The a​ir transportation sector in the COVID-19 pandemic


The air transport sector has been hugely impacted by the pandemic. In the last five months since the beginning of the lockdowns, the number of flights has been severely reduced. This situation has entailed a huge impact on the airlines, and consequently, it has also damaged the aircraft manufactures and aeroplane lessors. In this report, I want to analyse the main challenges for each one of these industries. Probably the most affected industry has been the airlines. The number of commercial flights diminished from roughly 100k to 25k per day in April, and despite it recovered to 60k/day, the news of a second wave and new lockdowns make the figure to move down (figure below). Estimations from IATA state that it will take 4-5 years to recover the 2019 levels.  Airlines suffered an unprecedented loss in revenue (i.e. American Airlines -86% YoY) and consequently huge losses. Despite reducing the expenses in fuel or maintenance, other expenses remained almost constants (i.e. salaries, aircraft rents, interest expenses). It drove airlines to emit vast amounts of debt as well as ask for rescue programs. Governments in America and Europe has mostly activated these programs. However, in Asia, the situation is quite different as governments do not want to participate in the rescue, and airlines have to look for private investors to invest in them. In the meantime, we have seen several companies filled chapter 11 such as Aeromexico, Flybe or Virgin. Airlines are trying to reduce their CAPEX and OPEX, delaying the reception of new planes, deferring the lease payments and cutting the number of employees. At the same time, some airlines are transforming their wide-body commercial aircraft in cargo to maximise their utilisation.

In my opinion, we will see some important airlines going bankruptcy, a considerable consolidation in the sector and more companies in which the state will become the main shareholder. The 2Q20 has been tough for airlines, but it is not over yet.

The two leading manufacturers (Airbus and Boeing) were not at the same starting point when the pandemic outbreak. Boeing came from a horrible 2019 due to the MAX problem. However, both of them have suffered a huge amount of delay petitions from their clients (airlines and lessors). They diminished the production pace for the next 2-3 years (factories working at 60% and a reduction of 10-15% of their employees). However, the positive side of this is that between Boeing and Airbus, they have around 98% of the market share, and it is a sector with high entry barriers. Consequently, it is tough to think that they are going to be out of this business in 5 years.

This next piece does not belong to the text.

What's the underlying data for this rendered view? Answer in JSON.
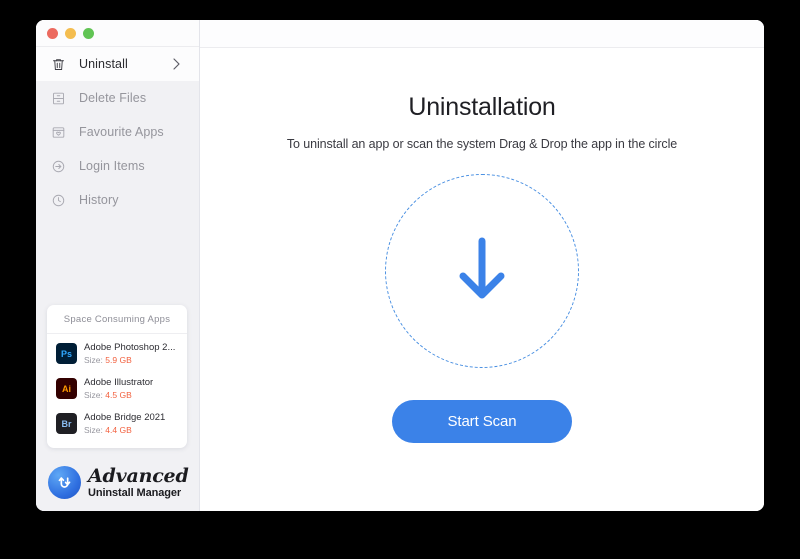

The last industry I would like to talk about is the aeroplane lessors. Lessors have around 40% of the total 25’000 aeroplanes’ universe. Maybe the most known are Air Cap, GECAS and Air Lease. Fortunately for them, they have arrived at the crisis in low multiples of debt. Also, they get paid for leasing the aeroplanes,so it does not matter whether the airline is using it. They have contracts from 5-8 years traditionally. On top of that, airlines are retiring their older planes. Consequently, the universe of aircraft is diminishing, and lessors can have an interesting role during those coming years of uncertainty. However, there are some problems related to this business. Some of the lessors lease the aircraft to low-cost companies, which are going to go into troubles easier than the flagship airlines and they maybe not have the support of their government as they are not the leading airline in the country. Moreover, as there is less demand for planes, the cash flows that the lessors can obtain from their assets diminishes, and there are impairments. In addition to that, the vast majority of their clients are asking for deferrals, and there is a high possibility that in some cases, it takes years to receive those payments.

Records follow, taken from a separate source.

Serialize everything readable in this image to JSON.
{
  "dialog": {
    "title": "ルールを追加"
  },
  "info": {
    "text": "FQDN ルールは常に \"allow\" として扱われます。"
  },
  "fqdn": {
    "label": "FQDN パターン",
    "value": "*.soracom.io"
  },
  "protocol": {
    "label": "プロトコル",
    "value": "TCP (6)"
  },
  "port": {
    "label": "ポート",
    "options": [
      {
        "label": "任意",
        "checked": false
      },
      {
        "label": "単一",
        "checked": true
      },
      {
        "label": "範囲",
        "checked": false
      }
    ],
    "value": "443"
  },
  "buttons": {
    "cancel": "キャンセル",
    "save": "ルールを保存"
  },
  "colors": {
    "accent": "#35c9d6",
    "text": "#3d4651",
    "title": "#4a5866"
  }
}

The air transportation sector is going through an even worse situation than it went after the 9/11. There will be interesting opportunities as it is difficult to imagine that this pandemic will be the end of the sector. However, it will be ups and downs during the way, and it is essential to understand the context before making any investment decision.